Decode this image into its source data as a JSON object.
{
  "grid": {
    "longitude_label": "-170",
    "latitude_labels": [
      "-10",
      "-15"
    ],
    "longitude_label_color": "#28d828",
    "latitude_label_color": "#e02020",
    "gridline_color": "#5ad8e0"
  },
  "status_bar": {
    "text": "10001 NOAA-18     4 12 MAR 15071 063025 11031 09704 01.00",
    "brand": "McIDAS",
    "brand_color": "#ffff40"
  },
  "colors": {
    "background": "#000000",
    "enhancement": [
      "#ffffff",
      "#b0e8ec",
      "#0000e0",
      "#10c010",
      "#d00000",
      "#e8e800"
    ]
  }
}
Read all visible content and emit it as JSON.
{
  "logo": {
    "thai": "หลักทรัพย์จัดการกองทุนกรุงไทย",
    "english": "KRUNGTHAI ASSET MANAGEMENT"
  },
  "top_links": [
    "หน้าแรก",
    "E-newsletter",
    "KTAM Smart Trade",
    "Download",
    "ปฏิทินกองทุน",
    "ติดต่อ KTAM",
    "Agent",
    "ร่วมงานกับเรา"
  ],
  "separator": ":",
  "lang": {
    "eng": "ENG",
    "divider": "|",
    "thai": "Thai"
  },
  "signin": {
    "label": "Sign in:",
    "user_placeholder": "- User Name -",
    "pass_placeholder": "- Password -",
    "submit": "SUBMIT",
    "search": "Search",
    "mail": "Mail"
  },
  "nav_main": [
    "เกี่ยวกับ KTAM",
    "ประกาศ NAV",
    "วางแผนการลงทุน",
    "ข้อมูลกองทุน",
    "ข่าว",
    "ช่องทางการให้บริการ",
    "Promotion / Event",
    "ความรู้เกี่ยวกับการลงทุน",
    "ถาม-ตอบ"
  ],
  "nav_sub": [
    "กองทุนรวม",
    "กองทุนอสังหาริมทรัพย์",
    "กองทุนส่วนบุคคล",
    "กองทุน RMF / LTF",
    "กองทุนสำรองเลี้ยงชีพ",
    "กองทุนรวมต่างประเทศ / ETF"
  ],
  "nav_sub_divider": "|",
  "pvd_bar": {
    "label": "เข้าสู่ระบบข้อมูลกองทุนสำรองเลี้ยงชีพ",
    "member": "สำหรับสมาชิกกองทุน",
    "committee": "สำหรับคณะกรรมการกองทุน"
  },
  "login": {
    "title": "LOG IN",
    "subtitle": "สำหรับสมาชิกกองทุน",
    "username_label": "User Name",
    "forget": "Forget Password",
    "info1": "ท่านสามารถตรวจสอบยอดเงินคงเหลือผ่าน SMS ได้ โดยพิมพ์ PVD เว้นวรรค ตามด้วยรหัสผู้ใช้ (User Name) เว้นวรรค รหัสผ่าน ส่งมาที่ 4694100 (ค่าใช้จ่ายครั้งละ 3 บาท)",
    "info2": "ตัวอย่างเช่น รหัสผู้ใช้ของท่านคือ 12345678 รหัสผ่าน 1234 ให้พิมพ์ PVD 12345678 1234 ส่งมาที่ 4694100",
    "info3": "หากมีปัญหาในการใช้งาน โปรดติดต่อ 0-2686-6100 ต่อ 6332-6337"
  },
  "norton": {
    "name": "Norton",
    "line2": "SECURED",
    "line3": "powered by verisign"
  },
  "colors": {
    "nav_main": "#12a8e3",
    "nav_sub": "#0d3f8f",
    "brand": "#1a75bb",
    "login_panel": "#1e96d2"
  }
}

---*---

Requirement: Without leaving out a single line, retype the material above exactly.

Result of this exercise:
Decode this image into its source data as a JSON object.
{
  "grid": {
    "longitude_label": "-170",
    "latitude_labels": [
      "-10",
      "-15"
    ],
    "longitude_label_color": "#28d828",
    "latitude_label_color": "#e02020",
    "gridline_color": "#5ad8e0"
  },
  "status_bar": {
    "text": "10001 NOAA-18     4 12 MAR 15071 063025 11031 09704 01.00",
    "brand": "McIDAS",
    "brand_color": "#ffff40"
  },
  "colors": {
    "background": "#000000",
    "enhancement": [
      "#ffffff",
      "#b0e8ec",
      "#0000e0",
      "#10c010",
      "#d00000",
      "#e8e800"
    ]
  }
}
Read all visible content and emit it as JSON.
{
  "logo": {
    "thai": "หลักทรัพย์จัดการกองทุนกรุงไทย",
    "english": "KRUNGTHAI ASSET MANAGEMENT"
  },
  "top_links": [
    "หน้าแรก",
    "E-newsletter",
    "KTAM Smart Trade",
    "Download",
    "ปฏิทินกองทุน",
    "ติดต่อ KTAM",
    "Agent",
    "ร่วมงานกับเรา"
  ],
  "separator": ":",
  "lang": {
    "eng": "ENG",
    "divider": "|",
    "thai": "Thai"
  },
  "signin": {
    "label": "Sign in:",
    "user_placeholder": "- User Name -",
    "pass_placeholder": "- Password -",
    "submit": "SUBMIT",
    "search": "Search",
    "mail": "Mail"
  },
  "nav_main": [
    "เกี่ยวกับ KTAM",
    "ประกาศ NAV",
    "วางแผนการลงทุน",
    "ข้อมูลกองทุน",
    "ข่าว",
    "ช่องทางการให้บริการ",
    "Promotion / Event",
    "ความรู้เกี่ยวกับการลงทุน",
    "ถาม-ตอบ"
  ],
  "nav_sub": [
    "กองทุนรวม",
    "กองทุนอสังหาริมทรัพย์",
    "กองทุนส่วนบุคคล",
    "กองทุน RMF / LTF",
    "กองทุนสำรองเลี้ยงชีพ",
    "กองทุนรวมต่างประเทศ / ETF"
  ],
  "nav_sub_divider": "|",
  "pvd_bar": {
    "label": "เข้าสู่ระบบข้อมูลกองทุนสำรองเลี้ยงชีพ",
    "member": "สำหรับสมาชิกกองทุน",
    "committee": "สำหรับคณะกรรมการกองทุน"
  },
  "login": {
    "title": "LOG IN",
    "subtitle": "สำหรับสมาชิกกองทุน",
    "username_label": "User Name",
    "forget": "Forget Password",
    "info1": "ท่านสามารถตรวจสอบยอดเงินคงเหลือผ่าน SMS ได้ โดยพิมพ์ PVD เว้นวรรค ตามด้วยรหัสผู้ใช้ (User Name) เว้นวรรค รหัสผ่าน ส่งมาที่ 4694100 (ค่าใช้จ่ายครั้งละ 3 บาท)",
    "info2": "ตัวอย่างเช่น รหัสผู้ใช้ของท่านคือ 12345678 รหัสผ่าน 1234 ให้พิมพ์ PVD 12345678 1234 ส่งมาที่ 4694100",
    "info3": "หากมีปัญหาในการใช้งาน โปรดติดต่อ 0-2686-6100 ต่อ 6332-6337"
  },
  "norton": {
    "name": "Norton",
    "line2": "SECURED",
    "line3": "powered by verisign"
  },
  "colors": {
    "nav_main": "#12a8e3",
    "nav_sub": "#0d3f8f",
    "brand": "#1a75bb",
    "login_panel": "#1e96d2"
  }
}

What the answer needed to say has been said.